--- SUPPLIED INFORMATION Enclosed Below ---

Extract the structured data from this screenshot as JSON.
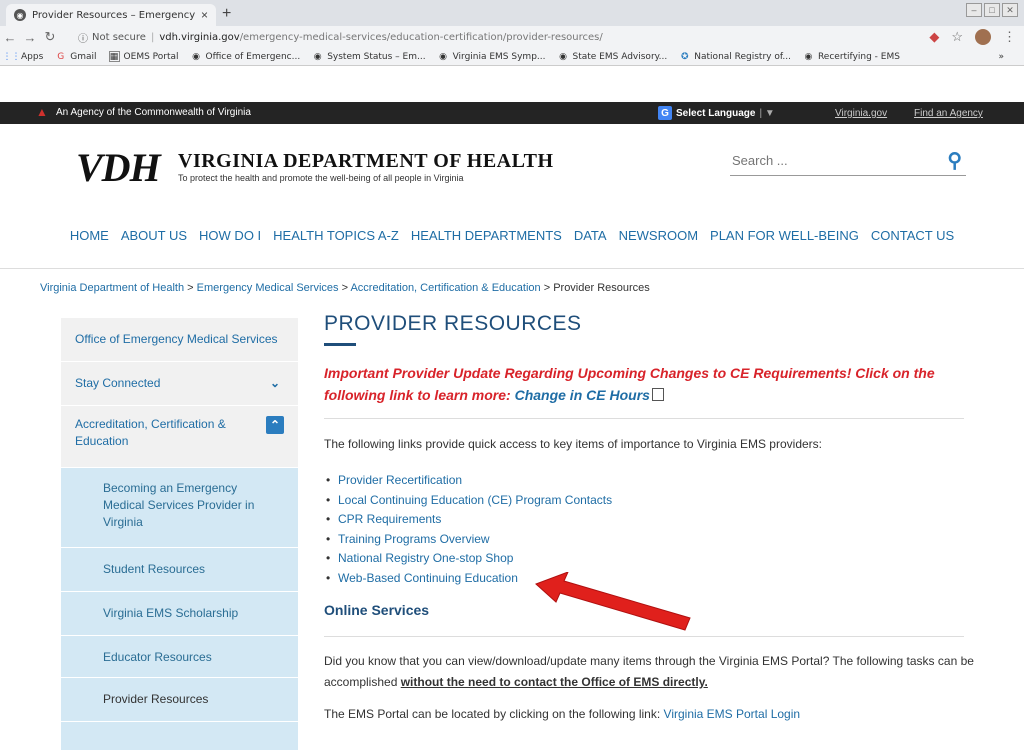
{
  "browser": {
    "tab_title": "Provider Resources – Emergency",
    "tab_close": "×",
    "new_tab": "+",
    "url_prefix": "Not secure",
    "url_domain": "vdh.virginia.gov",
    "url_path": "/emergency-medical-services/education-certification/provider-resources/"
  },
  "bookmarks": [
    {
      "label": "Apps",
      "icon": "apps-icon"
    },
    {
      "label": "Gmail",
      "icon": "gmail-icon"
    },
    {
      "label": "OEMS Portal",
      "icon": "portal-icon"
    },
    {
      "label": "Office of Emergenc...",
      "icon": "globe-icon"
    },
    {
      "label": "System Status – Em...",
      "icon": "globe-icon"
    },
    {
      "label": "Virginia EMS Symp...",
      "icon": "globe-icon"
    },
    {
      "label": "State EMS Advisory...",
      "icon": "globe-icon"
    },
    {
      "label": "National Registry of...",
      "icon": "registry-icon"
    },
    {
      "label": "Recertifying - EMS",
      "icon": "globe-icon"
    }
  ],
  "agency_bar": {
    "name": "An Agency of the Commonwealth of Virginia",
    "select_language": "Select Language",
    "link_virginia": "Virginia.gov",
    "link_find": "Find an Agency"
  },
  "header": {
    "logo_mark": "VDH",
    "title": "VIRGINIA DEPARTMENT OF HEALTH",
    "subtitle": "To protect the health and promote the well-being of all people in Virginia",
    "search_placeholder": "Search ..."
  },
  "main_nav": [
    "HOME",
    "ABOUT US",
    "HOW DO I",
    "HEALTH TOPICS A-Z",
    "HEALTH DEPARTMENTS",
    "DATA",
    "NEWSROOM",
    "PLAN FOR WELL-BEING",
    "CONTACT US"
  ],
  "breadcrumb": {
    "items": [
      "Virginia Department of Health",
      "Emergency Medical Services",
      "Accreditation, Certification & Education"
    ],
    "current": "Provider Resources",
    "separator": ">"
  },
  "sidebar": {
    "top_items": [
      {
        "label": "Office of Emergency Medical Services"
      },
      {
        "label": "Stay Connected"
      },
      {
        "label": "Accreditation, Certification & Education"
      }
    ],
    "sub_items": [
      {
        "label": "Becoming an Emergency Medical Services Provider in Virginia"
      },
      {
        "label": "Student Resources"
      },
      {
        "label": "Virginia EMS Scholarship"
      },
      {
        "label": "Educator Resources"
      },
      {
        "label": "Provider Resources"
      }
    ]
  },
  "content": {
    "title": "PROVIDER RESOURCES",
    "notice_text": "Important Provider Update Regarding Upcoming Changes to CE Requirements! Click on the following link to learn more:",
    "notice_link": "Change in CE Hours",
    "intro": "The following links provide quick access to key items of importance to Virginia EMS providers:",
    "links": [
      "Provider Recertification",
      "Local Continuing Education (CE) Program Contacts",
      "CPR Requirements",
      "Training Programs Overview",
      "National Registry One-stop Shop",
      "Web-Based Continuing Education"
    ],
    "online_title": "Online Services",
    "portal_text_1": "Did you know that you can view/download/update many items through the Virginia EMS Portal?  The following tasks can be accomplished",
    "portal_text_em": "without the need to contact the Office of EMS directly.",
    "portal_cut_text": "The EMS Portal can be located by clicking on the following link:",
    "portal_cut_link": "Virginia EMS Portal Login"
  },
  "colors": {
    "accent": "#1f6da5",
    "alert": "#d8232a",
    "sidebar_sub_bg": "#d3e8f4",
    "arrow": "#e0201c"
  }
}
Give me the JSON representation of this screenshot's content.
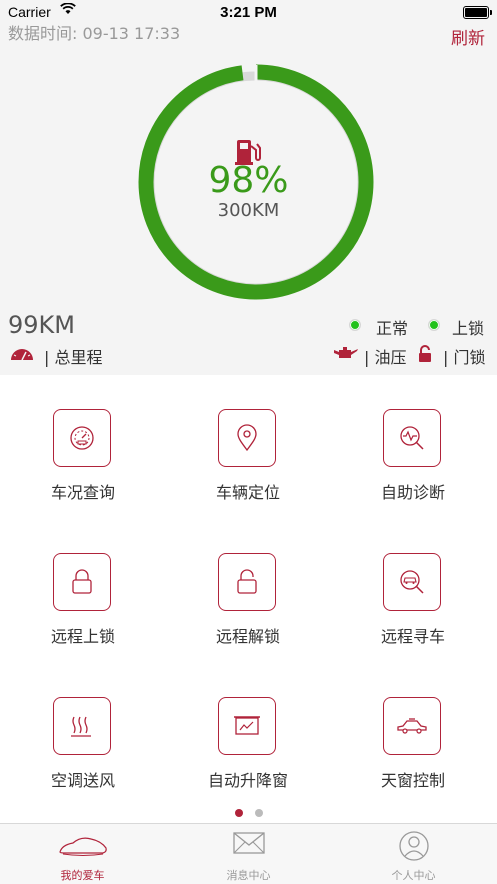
{
  "status_bar": {
    "carrier": "Carrier",
    "time": "3:21 PM"
  },
  "header": {
    "data_time": "数据时间: 09-13 17:33",
    "refresh_label": "刷新"
  },
  "fuel": {
    "percent_text": "98%",
    "range_text": "300KM",
    "level": 0.98
  },
  "odometer": {
    "value": "99KM",
    "label": "| 总里程"
  },
  "indicators": {
    "status": {
      "value": "正常",
      "label": "| 油压"
    },
    "lock": {
      "value": "上锁",
      "label": "| 门锁"
    }
  },
  "grid": [
    {
      "label": "车况查询",
      "icon": "gauge-icon"
    },
    {
      "label": "车辆定位",
      "icon": "location-pin-icon"
    },
    {
      "label": "自助诊断",
      "icon": "diagnosis-icon"
    },
    {
      "label": "远程上锁",
      "icon": "lock-icon"
    },
    {
      "label": "远程解锁",
      "icon": "unlock-icon"
    },
    {
      "label": "远程寻车",
      "icon": "find-car-icon"
    },
    {
      "label": "空调送风",
      "icon": "air-flow-icon"
    },
    {
      "label": "自动升降窗",
      "icon": "window-icon"
    },
    {
      "label": "天窗控制",
      "icon": "sunroof-icon"
    }
  ],
  "pager": {
    "pages": 2,
    "current": 1
  },
  "tabbar": [
    {
      "label": "我的爱车",
      "icon": "car-icon",
      "active": true
    },
    {
      "label": "消息中心",
      "icon": "mail-icon",
      "active": false
    },
    {
      "label": "个人中心",
      "icon": "person-icon",
      "active": false
    }
  ],
  "colors": {
    "accent": "#b0233a",
    "gauge_green": "#3a9a1a",
    "status_green": "#21c21a",
    "gauge_track": "#d9d9d9"
  }
}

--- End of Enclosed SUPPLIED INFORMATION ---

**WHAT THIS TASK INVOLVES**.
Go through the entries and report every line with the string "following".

**ANSWER SPACE**.
    "notice_text": "Important Provider Update Regarding Upcoming Changes to CE Requirements! Click on the following link to learn more:",
    "intro": "The following links provide quick access to key items of importance to Virginia EMS providers:",
    "portal_text_1": "Did you know that you can view/download/update many items through the Virginia EMS Portal?  The following tasks can be accomplished",
    "portal_cut_text": "The EMS Portal can be located by clicking on the following link:",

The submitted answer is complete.